Richard started recording at the age of 19 for RCA. His early sides pay tribute to the popular rhythm-and-blues artists of the early ’50s. But through luck and good timing, based on a two-song demo tape heard by producer Bumps Blackwell, he was signed by Specialty Records and teamed with Blackwell in 1955.
Years later Blackwell recalled for Little Richard biographer Charles White that Specialty Records owner Art Rupe had ordered Blackwell to find a singer who combined the sound of blues and gospel. When he heard the tape, Blackwell said, he heard that combination, but he also heard someting more. “The voice was unmistakably star material…I could tell that the singer had something to say and could say it better than anyone I could think of.”
What did that voice have to say? Well, if you’ve ever heard the original versions of “Tutti Frutti,” “Long Tall Sally,” “Ready Teddy,” “Rip It Up,” “Kansas City/Hey Hey Hey,” “Lucille,” “She’s Got It” and the other Specialty recordings he tore through between 1955 to 1957, a lot of what the voice had to say still can’t be repeated in a family publication. But the hook from “Long Tall Sally” probably sums it up as well as anything: “Have some fun tonight.”
White’s account of the composition of “Long Tall Sally” is hilarious; it begins with a walk-on by a destitute, previously unknown young lady named E. Nortis Johnson who had three lines written on a scrap of paper. Blackwell and Little Richard supplied the rest, including the remainder of the lyrics, the melody and the the hook.

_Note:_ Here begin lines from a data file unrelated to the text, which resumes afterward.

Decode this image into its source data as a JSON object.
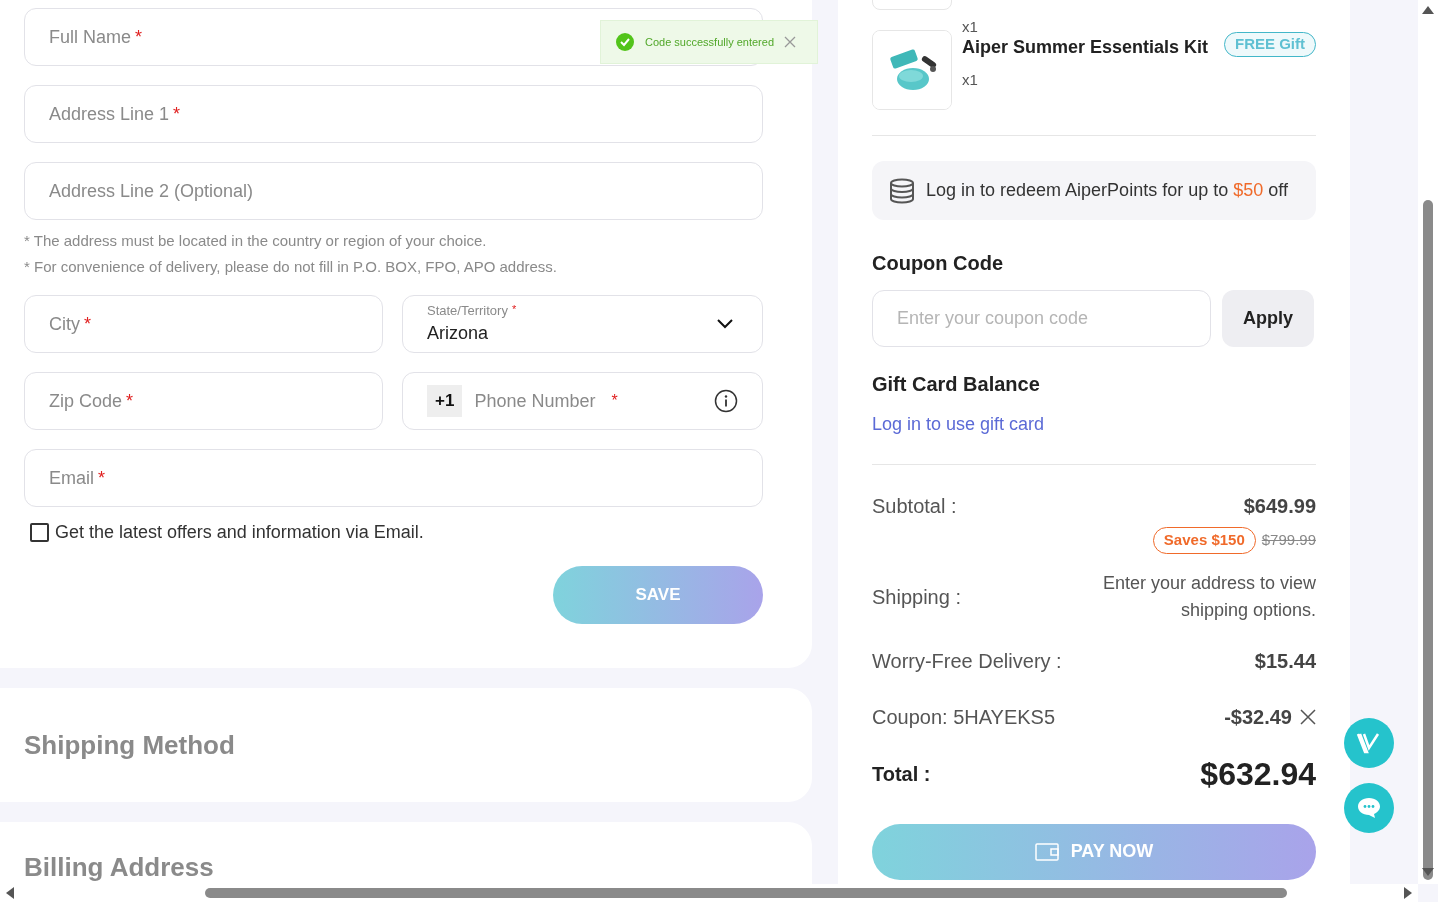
{
  "address_form": {
    "fields": [
      {
        "placeholder": "Full Name",
        "required_mark": "*"
      },
      {
        "placeholder": "Address Line 1",
        "required_mark": "*"
      },
      {
        "placeholder": "Address Line 2 (Optional)"
      }
    ],
    "notes": [
      "* The address must be located in the country or region of your choice.",
      "* For convenience of delivery, please do not fill in P.O. BOX, FPO, APO address."
    ],
    "city": {
      "placeholder": "City",
      "required_mark": "*"
    },
    "state": {
      "label": "State/Territory",
      "required_mark": "*",
      "value": "Arizona"
    },
    "zip": {
      "placeholder": "Zip Code",
      "required_mark": "*"
    },
    "phone": {
      "prefix": "+1",
      "placeholder": "Phone Number",
      "required_mark": "*"
    },
    "email": {
      "placeholder": "Email",
      "required_mark": "*"
    },
    "newsletter": {
      "label": "Get the latest offers and information via Email.",
      "checked": false
    },
    "save_button": "SAVE"
  },
  "sections": [
    "Shipping Method",
    "Billing Address"
  ],
  "toast": {
    "message": "Code successfully entered"
  },
  "order_items": [
    {
      "kind": "cut",
      "quantity": "x1"
    },
    {
      "kind": "full",
      "name": "Aiper Summer Essentials Kit",
      "badge": "FREE Gift",
      "quantity": "x1"
    }
  ],
  "points_banner": {
    "text": "Log in to redeem AiperPoints for up to",
    "amount": "$50",
    "suffix": "off"
  },
  "coupon": {
    "heading": "Coupon Code",
    "placeholder": "Enter your coupon code",
    "button": "Apply"
  },
  "gift_card": {
    "heading": "Gift Card Balance",
    "link": "Log in to use gift card"
  },
  "summary": {
    "subtotal_label": "Subtotal :",
    "subtotal": "$649.99",
    "saves": "Saves $150",
    "original": "$799.99",
    "shipping_label": "Shipping :",
    "shipping_note": "Enter your address to view shipping options.",
    "delivery_label": "Worry-Free Delivery :",
    "delivery": "$15.44",
    "coupon_label": "Coupon: 5HAYEKS5",
    "coupon_amount": "-$32.49",
    "total_label": "Total :",
    "total": "$632.94"
  },
  "pay_button": "PAY NOW"
}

Johnson got the first of the three writer’s credits on the song.
“Tutti Fruitti” was Little Richard’s first hit, by way of Pat Boone’s million-selling, retch-inducing version of the song for white audiences. Little Richard himself broke through with “Long Tall Sally.” The effect was galvanizing; Elvis, Jerry Lee Lewis, Carl Perkins, the Everly Brothers, Gene Vincent, all instantly recorded their own versions of Little Richard’s material. He is one of rock’s true originals.
In 1957, Little Richard abandoned the music for the ministry and aborted his career. In the ’60s he reentered the business only to abandon it a second time for the ministry. Each time he returned to the music as a slightly more outrageous personality than when he left it. Yet it is the Specialty Recordings of the two years from 1955 to 1957 that stand as his monument.
His musical influence is incalculable. Listen to the Everly Brothers bring their sound to “Lucille.” Listen to Paul McCartney cut Little Richard to shreds in the process of copping his every lick in the Beatles’ 1964 recording of “Long Tall Sally” (the first song McCartney ever sang in public), perhaps the finest recording ever of one of Richard’s songs. Listen to Frank Zappa, the unlikeliest of Richard imitators, adapt Richard’s genius to his own in his version of “Directly From My Heart to You.” The legacy is durable, enduring, inspirational. Have some fun tonight! (Thanks to Charles White’s The Life and Times of Little Richard.)
UPDATE: John Spettell writes:
How could you neglect to mention the enormous influence Little Richard had on a certain rock-and-roll piano player and short-time member of Bobby Vee and The Shadows who went by the name of Elston Gunnn (formerly known as Bobby Zimmerman and later as Bob Dylan)? In fact, Little Richard so blew young Bobby Z